Once you have read the entries below, repeat all of them exactly.

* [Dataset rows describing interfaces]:
○ ○ ○ ○

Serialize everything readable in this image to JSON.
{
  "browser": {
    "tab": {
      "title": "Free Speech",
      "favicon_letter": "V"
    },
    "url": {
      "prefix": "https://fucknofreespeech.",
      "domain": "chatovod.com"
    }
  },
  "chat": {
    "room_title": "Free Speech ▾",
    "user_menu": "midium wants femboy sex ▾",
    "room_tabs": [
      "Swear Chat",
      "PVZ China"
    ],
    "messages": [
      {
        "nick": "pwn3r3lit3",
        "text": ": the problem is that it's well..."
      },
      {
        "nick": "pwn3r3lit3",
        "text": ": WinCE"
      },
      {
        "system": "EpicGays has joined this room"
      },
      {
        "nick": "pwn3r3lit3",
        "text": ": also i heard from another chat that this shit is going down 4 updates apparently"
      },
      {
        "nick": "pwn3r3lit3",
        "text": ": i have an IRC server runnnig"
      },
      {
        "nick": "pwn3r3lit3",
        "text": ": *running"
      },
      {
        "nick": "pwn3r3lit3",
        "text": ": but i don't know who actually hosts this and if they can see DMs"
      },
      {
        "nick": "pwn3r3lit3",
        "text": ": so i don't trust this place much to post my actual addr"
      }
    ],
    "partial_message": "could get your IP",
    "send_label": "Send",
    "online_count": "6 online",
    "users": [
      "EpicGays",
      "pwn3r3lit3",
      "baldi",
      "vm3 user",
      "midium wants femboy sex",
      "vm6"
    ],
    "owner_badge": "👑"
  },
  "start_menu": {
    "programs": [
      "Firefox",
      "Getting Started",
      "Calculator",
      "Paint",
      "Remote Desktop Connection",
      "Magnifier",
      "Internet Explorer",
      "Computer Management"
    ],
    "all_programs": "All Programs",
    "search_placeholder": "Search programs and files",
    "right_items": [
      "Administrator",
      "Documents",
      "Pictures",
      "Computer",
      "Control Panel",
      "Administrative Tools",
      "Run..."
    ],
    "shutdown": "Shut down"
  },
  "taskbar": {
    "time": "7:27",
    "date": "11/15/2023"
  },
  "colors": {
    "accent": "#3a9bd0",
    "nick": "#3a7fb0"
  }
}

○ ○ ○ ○

* [Answer below]:
Serialize everything readable in this image to JSON.
{
  "browser": {
    "tab": {
      "title": "Free Speech",
      "favicon_letter": "V"
    },
    "url": {
      "prefix": "https://fucknofreespeech.",
      "domain": "chatovod.com"
    }
  },
  "chat": {
    "room_title": "Free Speech ▾",
    "user_menu": "midium wants femboy sex ▾",
    "room_tabs": [
      "Swear Chat",
      "PVZ China"
    ],
    "messages": [
      {
        "nick": "pwn3r3lit3",
        "text": ": the problem is that it's well..."
      },
      {
        "nick": "pwn3r3lit3",
        "text": ": WinCE"
      },
      {
        "system": "EpicGays has joined this room"
      },
      {
        "nick": "pwn3r3lit3",
        "text": ": also i heard from another chat that this shit is going down 4 updates apparently"
      },
      {
        "nick": "pwn3r3lit3",
        "text": ": i have an IRC server runnnig"
      },
      {
        "nick": "pwn3r3lit3",
        "text": ": *running"
      },
      {
        "nick": "pwn3r3lit3",
        "text": ": but i don't know who actually hosts this and if they can see DMs"
      },
      {
        "nick": "pwn3r3lit3",
        "text": ": so i don't trust this place much to post my actual addr"
      }
    ],
    "partial_message": "could get your IP",
    "send_label": "Send",
    "online_count": "6 online",
    "users": [
      "EpicGays",
      "pwn3r3lit3",
      "baldi",
      "vm3 user",
      "midium wants femboy sex",
      "vm6"
    ],
    "owner_badge": "👑"
  },
  "start_menu": {
    "programs": [
      "Firefox",
      "Getting Started",
      "Calculator",
      "Paint",
      "Remote Desktop Connection",
      "Magnifier",
      "Internet Explorer",
      "Computer Management"
    ],
    "all_programs": "All Programs",
    "search_placeholder": "Search programs and files",
    "right_items": [
      "Administrator",
      "Documents",
      "Pictures",
      "Computer",
      "Control Panel",
      "Administrative Tools",
      "Run..."
    ],
    "shutdown": "Shut down"
  },
  "taskbar": {
    "time": "7:27",
    "date": "11/15/2023"
  },
  "colors": {
    "accent": "#3a9bd0",
    "nick": "#3a7fb0"
  }
}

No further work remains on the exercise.